There's another store that has a small allotment of Van Winkle Family Reserve 12 year (Lot B). This is another wheat bourbon expression but the price is silly; $47. I would like to add a couple bottles to the bunker but for that price, I'm getting slightly younger barrel strength offerings. Guess I'll be passing on those.

Thursday, November 3, 2011

Oskar Blues Old Chub....good beer in a can

I've found a sweet spot in beers and it resides on Scottish Ales such as Founders Dirty Bastard, Bells Scotch Ale and Oskar Blues Old Chub.

From the OB website "This jaw-dropping Scottish strong ale (8% ABV) is brewed with bodacious amounts of malted barley and specialty grains, and a dash of beechwood-smoked malt. Old Chub features a skim-milk mouthfeel, semi-sweet flavors of cocoa and coffee, and a kiss of smoke. A head-turning treat for malt heads and folks who think they don’t dig dark beer."

To me the smoked malt comes through giving it a distinctive character. Color has a dark rudy color similar to a Porter. The flavor profile definitely coincides with the description from the website and includes bittersweet chocolate, dark roast coffee bean and a creamy caramel sweetness and no hops that I can detect. The mouthfeel is a little thin side but that's about the only negative. This is an outstanding Scottish Ale and it comes in a can no less. If you like malty beers leaning toward a dessert profile, check out Old Chub.

Wednesday, November 2, 2011

Green Spot comes home

My love of bourbon is no secret but I also love other whisk(e)y including Irish. I've slowly been collecting various offerings over the last year or so and find Irish whiskies to be very inviting to my palate. Last night my wonderful mother-in-law produced a bottle of Green Spot (in a canister no less) and placed it gingerly in my hands. Oh baby! I love this expression.

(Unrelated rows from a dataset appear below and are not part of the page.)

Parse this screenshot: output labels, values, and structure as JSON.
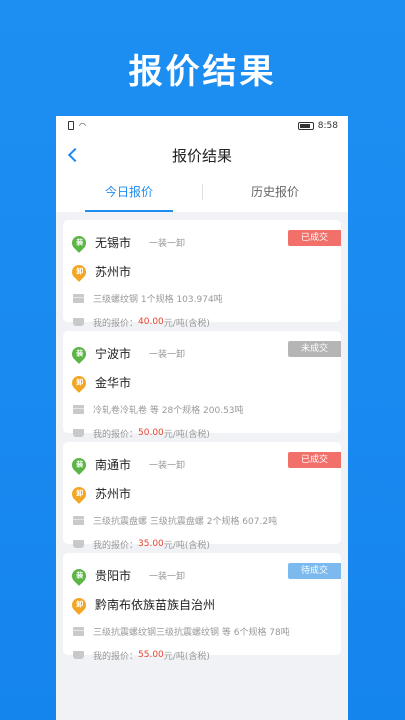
{
  "promo": {
    "title": "报价结果"
  },
  "statusbar": {
    "time": "8:58"
  },
  "navbar": {
    "title": "报价结果"
  },
  "tabs": [
    {
      "label": "今日报价",
      "active": true
    },
    {
      "label": "历史报价",
      "active": false
    }
  ],
  "quotes": [
    {
      "origin": "无锡市",
      "origin_pin": "装",
      "mode": "一装一卸",
      "destination": "苏州市",
      "dest_pin": "卸",
      "goods": "三级螺纹钢   1个规格 103.974吨",
      "price_label": "我的报价：",
      "price": "40.00",
      "price_unit": "元/吨(含税)",
      "status": "已成交",
      "status_color": "#f1706a"
    },
    {
      "origin": "宁波市",
      "origin_pin": "装",
      "mode": "一装一卸",
      "destination": "金华市",
      "dest_pin": "卸",
      "goods": "冷轧卷冷轧卷 等 28个规格 200.53吨",
      "price_label": "我的报价：",
      "price": "50.00",
      "price_unit": "元/吨(含税)",
      "status": "未成交",
      "status_color": "#b5b5b5"
    },
    {
      "origin": "南通市",
      "origin_pin": "装",
      "mode": "一装一卸",
      "destination": "苏州市",
      "dest_pin": "卸",
      "goods": "三级抗震盘螺 三级抗震盘螺  2个规格 607.2吨",
      "price_label": "我的报价：",
      "price": "35.00",
      "price_unit": "元/吨(含税)",
      "status": "已成交",
      "status_color": "#f1706a"
    },
    {
      "origin": "贵阳市",
      "origin_pin": "装",
      "mode": "一装一卸",
      "destination": "黔南布依族苗族自治州",
      "dest_pin": "卸",
      "goods": "三级抗震螺纹钢三级抗震螺纹钢 等 6个规格 78吨",
      "price_label": "我的报价：",
      "price": "55.00",
      "price_unit": "元/吨(含税)",
      "status": "待成交",
      "status_color": "#7cb9ef"
    }
  ]
}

MIL traveled to Ireland last week and she made the mistake of asking "is there anything you want me to pick up for you?" Well, as a matter of fact....yes. Green Spot. For the first half of the week she looked high and low as they toured various towns and came up empty. Finally, after conversing with a bar manager she asked if he had ever heard of Green Spot. "Best Irish whiskey there is" was his response. He pointed her in the right direction to a local store where she found said bottle. The price was a whopping $67 which has been reimbursed but that's not all it will cost me. She had to walk in the pouring down rain a number of blocks to get the whisky. I know I'm not going to hear the end of it nor will re-payment for her wet adventure be quick and easy.

I'm ok with paybacks as she did me a solid and picked up the one bottle I wanted to add to the bunker (now I have two).

2011 release of Pappy Van Winkle

Chuck Cowdery's blog as well as other blogs are reporting on the imminent release of Pappy Van Winkle with the most coveted being the 15 year old. I won't belabor the point as others have already done their duty in reporting this. Look for it right after Thanksgiving and move fast as it won't sit on the shelves. I've got my name on multiple lists which I would encourage everyone do in the event you want to grab some PVW. Good luck.